[Ed Note: -- Still working on these pages so not all the material is complete...]
A long time ago, in a galaxy far far away, I worked for a company called Sun Microsystems. One of the things I did there was to join a renegade band of engineers who were off in Palo Alto working on a technology that nobody within Sun could see any possible use for. That technology was of course Java.
I joined the Java group as it was transitioning from "The Green Project" into "FirstPerson" a wholly owned subsidiary of Sun Microsystems. My job initially was to bring some sort of RPC into Java to support the efforts of a partnership with a major (at that time) games company that was looking to use the Oak language as part of their gaming platform technology. That project fizzled (couldn't agree on who would have exclusive rights to what) and so my efforts in the "Portable Operating Systems" group under Peter King turned to other challenges. Among them this notion of how one might actually build a completely secure language/system in order to safely deploy and execute content where you didn't trust the producer of the content. The company, FirstPerson, went through a couple of tumultuous years trying to find a reason for living, and eventually exploded and died leaving behind two groups; Sun Interactive and "the Liveoak Project." Further, the Liveoak project was destined to become the dead oak project as soon as the Fiscal year ended. Fortunately for us engineers (there were about 15 of us now) we had managed to get Sun to signoff on releasing our work as "open source" (before open source was a buzzword) so that our resumes would have something on them that someone might have heard about. We finally managed to do this technology release/dump on March 23rd, 1996.
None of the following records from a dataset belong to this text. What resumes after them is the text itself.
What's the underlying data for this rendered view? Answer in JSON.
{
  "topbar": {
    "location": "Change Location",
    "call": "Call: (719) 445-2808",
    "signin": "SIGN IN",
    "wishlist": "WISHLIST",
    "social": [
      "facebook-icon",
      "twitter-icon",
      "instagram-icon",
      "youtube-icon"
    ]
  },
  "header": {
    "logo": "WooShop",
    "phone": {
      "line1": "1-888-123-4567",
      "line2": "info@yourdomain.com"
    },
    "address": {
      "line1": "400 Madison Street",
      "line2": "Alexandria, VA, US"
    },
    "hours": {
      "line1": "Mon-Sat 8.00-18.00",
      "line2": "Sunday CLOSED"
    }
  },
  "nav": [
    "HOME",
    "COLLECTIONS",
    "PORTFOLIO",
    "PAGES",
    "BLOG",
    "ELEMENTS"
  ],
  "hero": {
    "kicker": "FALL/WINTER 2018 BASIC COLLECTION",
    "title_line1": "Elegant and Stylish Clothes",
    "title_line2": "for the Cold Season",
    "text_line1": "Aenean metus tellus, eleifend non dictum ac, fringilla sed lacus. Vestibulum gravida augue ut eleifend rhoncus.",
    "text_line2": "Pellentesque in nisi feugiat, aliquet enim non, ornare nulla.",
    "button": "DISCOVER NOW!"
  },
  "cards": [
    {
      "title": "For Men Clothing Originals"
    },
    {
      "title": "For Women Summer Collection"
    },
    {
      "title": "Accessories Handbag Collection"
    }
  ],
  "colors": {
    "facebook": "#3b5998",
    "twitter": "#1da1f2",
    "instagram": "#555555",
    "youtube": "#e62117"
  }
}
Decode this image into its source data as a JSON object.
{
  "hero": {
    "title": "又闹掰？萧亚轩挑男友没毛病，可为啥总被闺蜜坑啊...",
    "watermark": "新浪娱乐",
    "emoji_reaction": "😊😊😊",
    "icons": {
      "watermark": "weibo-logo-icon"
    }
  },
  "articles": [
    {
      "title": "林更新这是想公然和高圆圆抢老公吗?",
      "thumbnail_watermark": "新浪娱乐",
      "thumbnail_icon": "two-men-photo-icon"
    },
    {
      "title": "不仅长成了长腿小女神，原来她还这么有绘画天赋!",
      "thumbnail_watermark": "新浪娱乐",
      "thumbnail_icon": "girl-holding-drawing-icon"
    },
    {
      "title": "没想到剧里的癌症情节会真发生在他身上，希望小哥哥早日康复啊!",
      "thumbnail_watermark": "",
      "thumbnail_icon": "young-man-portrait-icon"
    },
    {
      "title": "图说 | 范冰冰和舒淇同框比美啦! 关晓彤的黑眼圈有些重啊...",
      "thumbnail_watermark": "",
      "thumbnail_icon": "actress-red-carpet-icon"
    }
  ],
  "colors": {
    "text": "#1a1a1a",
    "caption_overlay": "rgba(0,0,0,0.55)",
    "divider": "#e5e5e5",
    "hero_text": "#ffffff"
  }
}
We did not expect it to be front page news on the bay area San Jose Mercury News, I did not expect that at the WWW conference in Darmdtstadt Germany I would be beseiged by people wanting more information, Sun had not anticipated the response at all, and it was summed up by a comment Ed Zander made which was something like "If your going to launch a revolution, don't you think you should tell the f__king generals?!?" It was a heady time, it was a fun time, alas it didn't last. Sun, the body politic, had awakened to the possibility that here was a weapon a great power. It almost immediately launched it at the heart of Microsoft's plans to become the dominant Internet software company (code named "Blackbird" inside Microsoft). That turned out to be both a good and bad move, Sun got what it wanted, mindshare and pressure on Microsoft. Java suffered however and the principals on which is was founded, simple, robust, secure, and portable all suffered. By December of 1996 nearly 1/2 of the original Java developers, including the "stars" had left to pursue opportunities elsewhere. Classic brain fart.
While I hold a number of patents on Java technology (some useful, some not :-) If you've "heard of me" it is probably through a column I wrote regarding Java back around the turn of the century. That column "Java in Depth" brings me email even today. Given the number of words/column inches its almost like I've written a book on Java (although I never have). I've collected the sources and links to the related articles in their own page.
I also have the dubious distinction of developing the first Java enabled home page on the Internet, not mine but Sun's. Once the excitement of Java became evident, Sun converted its SparcStation 20/Firewall One publicity launch into a Java/Firewall launch. To accompany the launch, on the same day that Sun "went live" with Java, the Sun home page switched to being completely written in Java.
If Java was the hottest thing since a double-tall-half-caf-mocha-mix-with-whip, then writing an interpreter in it should be something more mundane, like hot chocolate.
JaDE (the Java application Development Environment) originated as an idea about what a workstation OS for appliance computers would be like if I still had a say in what Java was targeted for.
Back to my home page.